DATA TO EXAMINE:
-- Opening Marker --
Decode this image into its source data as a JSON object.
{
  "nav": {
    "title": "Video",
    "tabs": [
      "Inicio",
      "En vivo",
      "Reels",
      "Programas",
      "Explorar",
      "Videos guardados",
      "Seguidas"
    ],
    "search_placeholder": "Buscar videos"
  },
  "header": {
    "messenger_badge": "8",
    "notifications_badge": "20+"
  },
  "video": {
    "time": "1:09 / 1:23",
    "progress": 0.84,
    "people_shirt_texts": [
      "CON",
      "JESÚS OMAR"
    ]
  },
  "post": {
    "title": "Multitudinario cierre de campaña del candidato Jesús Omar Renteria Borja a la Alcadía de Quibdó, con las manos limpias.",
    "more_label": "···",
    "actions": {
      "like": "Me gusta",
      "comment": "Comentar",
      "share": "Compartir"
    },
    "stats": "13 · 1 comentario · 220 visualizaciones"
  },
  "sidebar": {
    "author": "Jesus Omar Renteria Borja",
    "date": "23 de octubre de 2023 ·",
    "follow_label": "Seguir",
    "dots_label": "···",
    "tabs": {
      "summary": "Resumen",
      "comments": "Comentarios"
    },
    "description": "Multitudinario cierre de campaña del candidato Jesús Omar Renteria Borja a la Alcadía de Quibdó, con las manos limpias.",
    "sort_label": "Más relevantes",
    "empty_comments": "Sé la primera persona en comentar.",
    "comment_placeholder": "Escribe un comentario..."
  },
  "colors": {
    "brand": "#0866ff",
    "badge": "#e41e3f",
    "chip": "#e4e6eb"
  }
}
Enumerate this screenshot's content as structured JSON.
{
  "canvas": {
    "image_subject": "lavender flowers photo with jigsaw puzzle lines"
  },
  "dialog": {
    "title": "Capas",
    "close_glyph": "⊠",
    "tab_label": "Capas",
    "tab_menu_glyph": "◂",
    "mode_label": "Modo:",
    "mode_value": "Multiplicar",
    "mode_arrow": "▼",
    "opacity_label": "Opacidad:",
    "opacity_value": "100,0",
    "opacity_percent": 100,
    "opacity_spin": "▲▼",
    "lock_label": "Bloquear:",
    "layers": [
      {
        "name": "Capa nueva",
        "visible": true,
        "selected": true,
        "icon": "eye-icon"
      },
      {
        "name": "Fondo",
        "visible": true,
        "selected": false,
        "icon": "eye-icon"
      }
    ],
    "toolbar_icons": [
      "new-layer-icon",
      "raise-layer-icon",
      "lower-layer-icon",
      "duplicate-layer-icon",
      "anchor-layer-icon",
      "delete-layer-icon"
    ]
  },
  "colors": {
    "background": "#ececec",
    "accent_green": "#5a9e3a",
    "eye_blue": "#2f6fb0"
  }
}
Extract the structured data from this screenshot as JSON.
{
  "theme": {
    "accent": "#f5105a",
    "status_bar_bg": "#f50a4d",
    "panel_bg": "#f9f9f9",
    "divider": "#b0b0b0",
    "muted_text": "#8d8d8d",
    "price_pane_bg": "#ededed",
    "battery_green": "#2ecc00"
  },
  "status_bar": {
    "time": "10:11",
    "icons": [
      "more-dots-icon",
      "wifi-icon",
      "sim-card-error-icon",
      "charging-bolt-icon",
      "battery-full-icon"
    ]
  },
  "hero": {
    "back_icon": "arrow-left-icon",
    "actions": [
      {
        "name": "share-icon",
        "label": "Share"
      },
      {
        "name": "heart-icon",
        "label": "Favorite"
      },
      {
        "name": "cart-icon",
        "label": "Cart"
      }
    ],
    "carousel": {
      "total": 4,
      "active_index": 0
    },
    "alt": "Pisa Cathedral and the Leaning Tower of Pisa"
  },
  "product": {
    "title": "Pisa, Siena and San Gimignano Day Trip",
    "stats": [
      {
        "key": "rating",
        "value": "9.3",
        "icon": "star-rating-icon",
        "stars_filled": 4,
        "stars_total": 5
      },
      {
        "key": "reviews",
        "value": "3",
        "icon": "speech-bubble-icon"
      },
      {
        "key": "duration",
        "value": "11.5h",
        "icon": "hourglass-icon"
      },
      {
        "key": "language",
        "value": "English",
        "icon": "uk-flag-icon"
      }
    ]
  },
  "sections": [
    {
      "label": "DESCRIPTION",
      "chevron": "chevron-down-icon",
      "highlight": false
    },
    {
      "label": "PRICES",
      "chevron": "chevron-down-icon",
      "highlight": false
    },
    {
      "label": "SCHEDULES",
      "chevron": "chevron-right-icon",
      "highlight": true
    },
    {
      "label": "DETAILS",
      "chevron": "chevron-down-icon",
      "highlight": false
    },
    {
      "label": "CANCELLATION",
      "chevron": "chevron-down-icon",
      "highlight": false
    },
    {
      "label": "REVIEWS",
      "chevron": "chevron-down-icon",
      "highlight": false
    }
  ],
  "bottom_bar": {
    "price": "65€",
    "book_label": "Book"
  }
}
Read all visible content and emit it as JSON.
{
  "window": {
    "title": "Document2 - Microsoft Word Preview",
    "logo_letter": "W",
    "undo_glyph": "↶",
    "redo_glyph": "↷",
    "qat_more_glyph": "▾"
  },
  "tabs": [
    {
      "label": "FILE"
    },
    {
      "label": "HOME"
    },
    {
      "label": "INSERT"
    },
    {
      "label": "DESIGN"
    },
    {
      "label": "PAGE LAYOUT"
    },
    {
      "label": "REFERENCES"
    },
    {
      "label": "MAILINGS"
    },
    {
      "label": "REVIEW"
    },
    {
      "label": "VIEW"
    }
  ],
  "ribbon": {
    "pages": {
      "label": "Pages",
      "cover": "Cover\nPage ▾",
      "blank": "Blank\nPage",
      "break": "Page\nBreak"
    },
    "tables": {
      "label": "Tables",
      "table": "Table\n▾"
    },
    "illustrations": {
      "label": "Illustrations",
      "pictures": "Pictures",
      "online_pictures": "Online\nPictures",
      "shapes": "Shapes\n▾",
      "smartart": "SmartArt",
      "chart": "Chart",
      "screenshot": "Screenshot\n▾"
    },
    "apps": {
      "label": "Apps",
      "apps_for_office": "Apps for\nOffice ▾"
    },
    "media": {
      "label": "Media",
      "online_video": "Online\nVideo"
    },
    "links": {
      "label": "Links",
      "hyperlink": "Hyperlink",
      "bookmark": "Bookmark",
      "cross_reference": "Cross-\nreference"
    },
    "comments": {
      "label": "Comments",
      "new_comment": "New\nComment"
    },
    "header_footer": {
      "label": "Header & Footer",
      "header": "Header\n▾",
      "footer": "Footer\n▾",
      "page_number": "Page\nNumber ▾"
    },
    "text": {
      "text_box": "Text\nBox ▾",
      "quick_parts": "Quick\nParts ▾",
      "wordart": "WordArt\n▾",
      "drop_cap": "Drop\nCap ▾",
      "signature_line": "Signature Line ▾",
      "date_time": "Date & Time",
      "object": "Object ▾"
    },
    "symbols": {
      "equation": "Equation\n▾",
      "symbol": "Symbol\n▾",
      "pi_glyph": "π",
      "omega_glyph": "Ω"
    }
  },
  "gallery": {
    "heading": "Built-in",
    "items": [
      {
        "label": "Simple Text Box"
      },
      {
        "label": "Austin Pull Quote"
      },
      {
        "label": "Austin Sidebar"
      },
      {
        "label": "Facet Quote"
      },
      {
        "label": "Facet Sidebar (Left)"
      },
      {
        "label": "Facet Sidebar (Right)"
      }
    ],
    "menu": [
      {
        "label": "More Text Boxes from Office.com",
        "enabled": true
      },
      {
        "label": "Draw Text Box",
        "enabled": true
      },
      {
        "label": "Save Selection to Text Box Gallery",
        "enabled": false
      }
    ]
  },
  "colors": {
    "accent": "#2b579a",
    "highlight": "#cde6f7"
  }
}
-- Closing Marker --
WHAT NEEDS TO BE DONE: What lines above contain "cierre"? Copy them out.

RESULT FOR THIS TASK:
    "title": "Multitudinario cierre de campaña del candidato Jesús Omar Renteria Borja a la Alcadía de Quibdó, con las manos limpias.",
    "description": "Multitudinario cierre de campaña del candidato Jesús Omar Renteria Borja a la Alcadía de Quibdó, con las manos limpias.",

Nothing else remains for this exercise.